--- Your assignment ---
Search the records below for "this" and copy every line it turns up in.

+++ Given data +++

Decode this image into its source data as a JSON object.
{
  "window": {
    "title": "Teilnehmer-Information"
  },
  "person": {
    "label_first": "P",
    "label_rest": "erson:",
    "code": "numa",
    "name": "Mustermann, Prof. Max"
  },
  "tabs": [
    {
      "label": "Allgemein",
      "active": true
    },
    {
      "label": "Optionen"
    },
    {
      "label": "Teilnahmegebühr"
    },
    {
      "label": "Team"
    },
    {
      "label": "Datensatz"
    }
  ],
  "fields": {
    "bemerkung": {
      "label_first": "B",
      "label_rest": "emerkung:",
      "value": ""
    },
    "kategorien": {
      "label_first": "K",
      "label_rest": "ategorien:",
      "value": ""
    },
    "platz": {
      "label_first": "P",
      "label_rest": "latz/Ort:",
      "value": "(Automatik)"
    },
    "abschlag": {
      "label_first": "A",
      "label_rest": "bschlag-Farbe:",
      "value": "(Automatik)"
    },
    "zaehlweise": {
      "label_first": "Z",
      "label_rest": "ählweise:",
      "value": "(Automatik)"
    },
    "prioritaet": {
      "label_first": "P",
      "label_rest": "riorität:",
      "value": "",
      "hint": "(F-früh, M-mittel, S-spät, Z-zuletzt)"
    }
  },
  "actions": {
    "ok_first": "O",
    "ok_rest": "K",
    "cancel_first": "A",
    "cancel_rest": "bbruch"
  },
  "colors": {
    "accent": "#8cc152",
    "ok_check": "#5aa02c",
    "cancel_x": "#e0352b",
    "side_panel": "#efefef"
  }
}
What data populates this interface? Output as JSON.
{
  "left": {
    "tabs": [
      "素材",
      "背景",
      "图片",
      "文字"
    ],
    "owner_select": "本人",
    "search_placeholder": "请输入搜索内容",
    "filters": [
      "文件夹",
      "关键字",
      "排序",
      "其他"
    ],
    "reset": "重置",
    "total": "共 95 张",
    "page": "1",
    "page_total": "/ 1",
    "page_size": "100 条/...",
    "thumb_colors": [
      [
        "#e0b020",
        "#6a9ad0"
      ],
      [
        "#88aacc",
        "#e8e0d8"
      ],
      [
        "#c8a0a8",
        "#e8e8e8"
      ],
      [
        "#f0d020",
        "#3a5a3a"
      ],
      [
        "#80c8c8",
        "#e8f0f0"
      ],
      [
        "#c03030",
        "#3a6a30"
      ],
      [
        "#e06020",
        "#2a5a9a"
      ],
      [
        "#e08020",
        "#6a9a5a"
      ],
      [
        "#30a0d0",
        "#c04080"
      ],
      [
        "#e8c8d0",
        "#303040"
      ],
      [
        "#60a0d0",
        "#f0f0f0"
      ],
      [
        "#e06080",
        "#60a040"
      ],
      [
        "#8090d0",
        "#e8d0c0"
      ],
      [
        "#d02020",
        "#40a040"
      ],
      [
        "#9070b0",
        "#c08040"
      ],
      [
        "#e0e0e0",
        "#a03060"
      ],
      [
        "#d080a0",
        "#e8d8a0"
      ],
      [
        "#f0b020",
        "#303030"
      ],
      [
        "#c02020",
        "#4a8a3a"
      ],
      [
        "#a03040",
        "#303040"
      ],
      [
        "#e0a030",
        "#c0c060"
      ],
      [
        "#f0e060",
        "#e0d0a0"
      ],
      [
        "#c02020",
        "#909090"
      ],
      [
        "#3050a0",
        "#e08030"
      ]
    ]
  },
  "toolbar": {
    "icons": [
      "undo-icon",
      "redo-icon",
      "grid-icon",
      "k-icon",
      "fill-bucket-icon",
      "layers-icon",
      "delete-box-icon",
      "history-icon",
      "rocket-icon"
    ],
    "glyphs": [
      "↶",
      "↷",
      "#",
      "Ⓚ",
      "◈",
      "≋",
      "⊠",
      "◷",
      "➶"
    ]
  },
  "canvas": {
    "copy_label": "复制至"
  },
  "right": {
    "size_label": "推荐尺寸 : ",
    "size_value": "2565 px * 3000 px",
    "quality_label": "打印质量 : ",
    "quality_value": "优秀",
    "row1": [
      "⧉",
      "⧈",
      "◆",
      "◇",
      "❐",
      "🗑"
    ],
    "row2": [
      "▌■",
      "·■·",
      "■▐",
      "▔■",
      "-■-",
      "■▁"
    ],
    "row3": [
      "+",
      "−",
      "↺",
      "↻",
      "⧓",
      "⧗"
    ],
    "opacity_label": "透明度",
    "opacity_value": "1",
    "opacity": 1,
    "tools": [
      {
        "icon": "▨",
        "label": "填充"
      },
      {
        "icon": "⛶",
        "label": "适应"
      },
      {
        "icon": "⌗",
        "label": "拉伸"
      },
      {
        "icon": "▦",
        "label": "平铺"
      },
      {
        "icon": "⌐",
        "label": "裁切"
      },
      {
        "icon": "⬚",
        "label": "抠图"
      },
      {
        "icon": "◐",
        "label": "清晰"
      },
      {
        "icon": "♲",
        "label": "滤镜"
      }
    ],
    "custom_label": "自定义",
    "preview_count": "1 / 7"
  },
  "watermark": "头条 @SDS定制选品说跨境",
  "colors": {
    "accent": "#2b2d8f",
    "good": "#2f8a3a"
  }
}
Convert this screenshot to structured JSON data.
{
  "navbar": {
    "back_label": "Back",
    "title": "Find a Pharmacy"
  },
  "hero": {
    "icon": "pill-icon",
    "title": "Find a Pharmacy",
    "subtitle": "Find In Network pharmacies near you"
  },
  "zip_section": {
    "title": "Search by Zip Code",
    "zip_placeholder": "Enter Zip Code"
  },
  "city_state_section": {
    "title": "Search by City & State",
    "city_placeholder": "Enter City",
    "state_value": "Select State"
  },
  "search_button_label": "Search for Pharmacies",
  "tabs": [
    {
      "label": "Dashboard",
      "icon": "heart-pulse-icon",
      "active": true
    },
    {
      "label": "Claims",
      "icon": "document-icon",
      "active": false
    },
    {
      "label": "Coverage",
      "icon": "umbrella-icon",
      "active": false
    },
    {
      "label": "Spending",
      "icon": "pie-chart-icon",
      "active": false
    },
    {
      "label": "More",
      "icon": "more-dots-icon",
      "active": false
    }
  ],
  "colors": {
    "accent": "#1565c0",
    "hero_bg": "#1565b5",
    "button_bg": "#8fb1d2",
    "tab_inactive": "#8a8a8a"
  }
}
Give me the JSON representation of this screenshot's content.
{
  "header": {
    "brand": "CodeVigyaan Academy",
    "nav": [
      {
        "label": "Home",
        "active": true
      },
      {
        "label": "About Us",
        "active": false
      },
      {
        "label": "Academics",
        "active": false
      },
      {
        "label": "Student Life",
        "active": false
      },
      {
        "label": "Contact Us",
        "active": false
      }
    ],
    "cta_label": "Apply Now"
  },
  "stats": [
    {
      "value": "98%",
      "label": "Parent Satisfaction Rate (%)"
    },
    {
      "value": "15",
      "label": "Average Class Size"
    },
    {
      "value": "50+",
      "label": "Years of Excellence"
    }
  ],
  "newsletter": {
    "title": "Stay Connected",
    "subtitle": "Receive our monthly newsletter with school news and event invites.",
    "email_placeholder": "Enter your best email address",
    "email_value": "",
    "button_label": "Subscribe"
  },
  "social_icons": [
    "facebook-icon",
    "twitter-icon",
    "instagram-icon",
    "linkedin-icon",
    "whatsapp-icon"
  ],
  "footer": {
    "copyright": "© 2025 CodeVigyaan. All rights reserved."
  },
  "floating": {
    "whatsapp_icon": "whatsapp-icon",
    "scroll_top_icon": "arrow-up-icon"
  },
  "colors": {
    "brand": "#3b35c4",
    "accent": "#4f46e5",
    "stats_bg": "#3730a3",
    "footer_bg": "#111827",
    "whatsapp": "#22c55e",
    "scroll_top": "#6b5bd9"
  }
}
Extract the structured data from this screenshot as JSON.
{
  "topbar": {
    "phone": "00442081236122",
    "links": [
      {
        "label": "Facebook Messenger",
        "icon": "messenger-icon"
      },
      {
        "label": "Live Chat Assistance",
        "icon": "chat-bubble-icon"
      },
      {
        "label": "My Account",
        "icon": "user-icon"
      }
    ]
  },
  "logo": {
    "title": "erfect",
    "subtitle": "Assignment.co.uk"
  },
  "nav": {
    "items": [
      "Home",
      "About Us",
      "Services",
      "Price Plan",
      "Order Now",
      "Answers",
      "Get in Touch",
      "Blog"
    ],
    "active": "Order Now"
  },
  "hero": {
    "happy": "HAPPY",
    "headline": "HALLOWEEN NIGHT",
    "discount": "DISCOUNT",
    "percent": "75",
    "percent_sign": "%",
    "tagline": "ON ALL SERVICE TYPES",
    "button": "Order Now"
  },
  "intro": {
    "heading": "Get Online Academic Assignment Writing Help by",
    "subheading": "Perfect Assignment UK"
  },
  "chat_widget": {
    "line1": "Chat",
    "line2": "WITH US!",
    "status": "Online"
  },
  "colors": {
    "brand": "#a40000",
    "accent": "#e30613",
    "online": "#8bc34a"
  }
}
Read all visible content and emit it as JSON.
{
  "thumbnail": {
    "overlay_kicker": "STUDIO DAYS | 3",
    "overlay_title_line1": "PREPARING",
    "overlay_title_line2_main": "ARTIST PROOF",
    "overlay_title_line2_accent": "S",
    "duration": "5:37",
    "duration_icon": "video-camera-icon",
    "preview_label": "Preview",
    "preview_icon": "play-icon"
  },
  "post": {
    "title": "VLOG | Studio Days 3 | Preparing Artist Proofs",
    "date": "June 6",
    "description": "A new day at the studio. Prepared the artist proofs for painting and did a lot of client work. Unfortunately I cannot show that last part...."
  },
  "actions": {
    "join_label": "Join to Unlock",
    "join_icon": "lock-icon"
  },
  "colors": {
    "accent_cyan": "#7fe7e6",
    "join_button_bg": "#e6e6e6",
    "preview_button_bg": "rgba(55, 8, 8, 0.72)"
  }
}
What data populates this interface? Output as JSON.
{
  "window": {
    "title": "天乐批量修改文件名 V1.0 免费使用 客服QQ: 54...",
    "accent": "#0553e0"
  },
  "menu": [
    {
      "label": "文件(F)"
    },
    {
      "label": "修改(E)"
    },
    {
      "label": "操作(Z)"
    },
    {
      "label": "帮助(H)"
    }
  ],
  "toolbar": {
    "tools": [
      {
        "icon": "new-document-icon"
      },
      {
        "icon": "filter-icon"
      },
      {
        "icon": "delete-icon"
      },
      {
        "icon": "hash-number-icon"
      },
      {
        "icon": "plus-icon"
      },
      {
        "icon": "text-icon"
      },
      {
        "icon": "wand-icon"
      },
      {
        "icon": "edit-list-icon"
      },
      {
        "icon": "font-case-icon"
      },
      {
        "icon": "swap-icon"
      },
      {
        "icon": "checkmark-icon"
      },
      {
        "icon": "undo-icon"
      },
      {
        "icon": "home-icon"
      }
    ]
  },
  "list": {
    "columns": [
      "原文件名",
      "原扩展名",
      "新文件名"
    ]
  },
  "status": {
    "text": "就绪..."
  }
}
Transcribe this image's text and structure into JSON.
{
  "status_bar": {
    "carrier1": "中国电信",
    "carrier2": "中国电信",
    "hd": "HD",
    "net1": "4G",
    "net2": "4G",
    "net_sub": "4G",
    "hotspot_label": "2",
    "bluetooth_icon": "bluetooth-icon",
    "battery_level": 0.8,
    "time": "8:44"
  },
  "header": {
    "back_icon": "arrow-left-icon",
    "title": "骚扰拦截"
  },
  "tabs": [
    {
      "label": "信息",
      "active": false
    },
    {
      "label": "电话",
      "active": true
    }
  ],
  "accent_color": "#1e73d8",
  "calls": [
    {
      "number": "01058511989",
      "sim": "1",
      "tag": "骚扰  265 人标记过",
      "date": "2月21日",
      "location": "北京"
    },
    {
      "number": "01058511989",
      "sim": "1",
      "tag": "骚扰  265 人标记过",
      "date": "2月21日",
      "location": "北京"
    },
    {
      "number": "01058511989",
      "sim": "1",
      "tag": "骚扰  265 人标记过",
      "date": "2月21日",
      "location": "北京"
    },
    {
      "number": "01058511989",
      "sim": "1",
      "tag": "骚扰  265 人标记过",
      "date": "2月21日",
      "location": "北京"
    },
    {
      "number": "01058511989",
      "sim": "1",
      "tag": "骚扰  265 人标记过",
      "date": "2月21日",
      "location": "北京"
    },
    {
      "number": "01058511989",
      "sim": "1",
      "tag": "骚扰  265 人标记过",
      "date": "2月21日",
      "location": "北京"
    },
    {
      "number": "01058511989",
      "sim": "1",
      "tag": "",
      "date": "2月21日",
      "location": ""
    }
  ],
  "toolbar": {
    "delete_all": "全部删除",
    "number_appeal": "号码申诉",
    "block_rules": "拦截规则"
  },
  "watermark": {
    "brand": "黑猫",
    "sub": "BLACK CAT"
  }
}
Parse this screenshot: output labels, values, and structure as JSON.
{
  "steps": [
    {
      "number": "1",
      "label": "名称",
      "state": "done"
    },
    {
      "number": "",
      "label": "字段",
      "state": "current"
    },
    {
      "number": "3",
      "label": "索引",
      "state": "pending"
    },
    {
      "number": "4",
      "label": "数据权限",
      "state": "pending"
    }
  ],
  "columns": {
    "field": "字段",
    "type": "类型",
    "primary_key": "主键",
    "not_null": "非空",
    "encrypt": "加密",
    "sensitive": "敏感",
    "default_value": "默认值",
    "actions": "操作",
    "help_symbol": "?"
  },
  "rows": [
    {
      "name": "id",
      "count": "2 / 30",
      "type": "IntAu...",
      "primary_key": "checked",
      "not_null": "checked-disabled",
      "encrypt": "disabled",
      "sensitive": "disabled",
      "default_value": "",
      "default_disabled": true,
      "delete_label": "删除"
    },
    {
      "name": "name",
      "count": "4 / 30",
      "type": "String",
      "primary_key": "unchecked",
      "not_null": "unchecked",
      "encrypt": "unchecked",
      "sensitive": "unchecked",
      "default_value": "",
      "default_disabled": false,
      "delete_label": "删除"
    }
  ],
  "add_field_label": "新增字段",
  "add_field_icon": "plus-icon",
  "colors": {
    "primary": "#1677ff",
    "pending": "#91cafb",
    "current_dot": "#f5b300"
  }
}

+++

--- Problem solution ---
Decode this image into its source data as a JSON object.
What data populates this interface? Output as JSON.
Convert this screenshot to structured JSON data.
Give me the JSON representation of this screenshot's content.
Extract the structured data from this screenshot as JSON.
What data populates this interface? Output as JSON.
Transcribe this image's text and structure into JSON.
Parse this screenshot: output labels, values, and structure as JSON.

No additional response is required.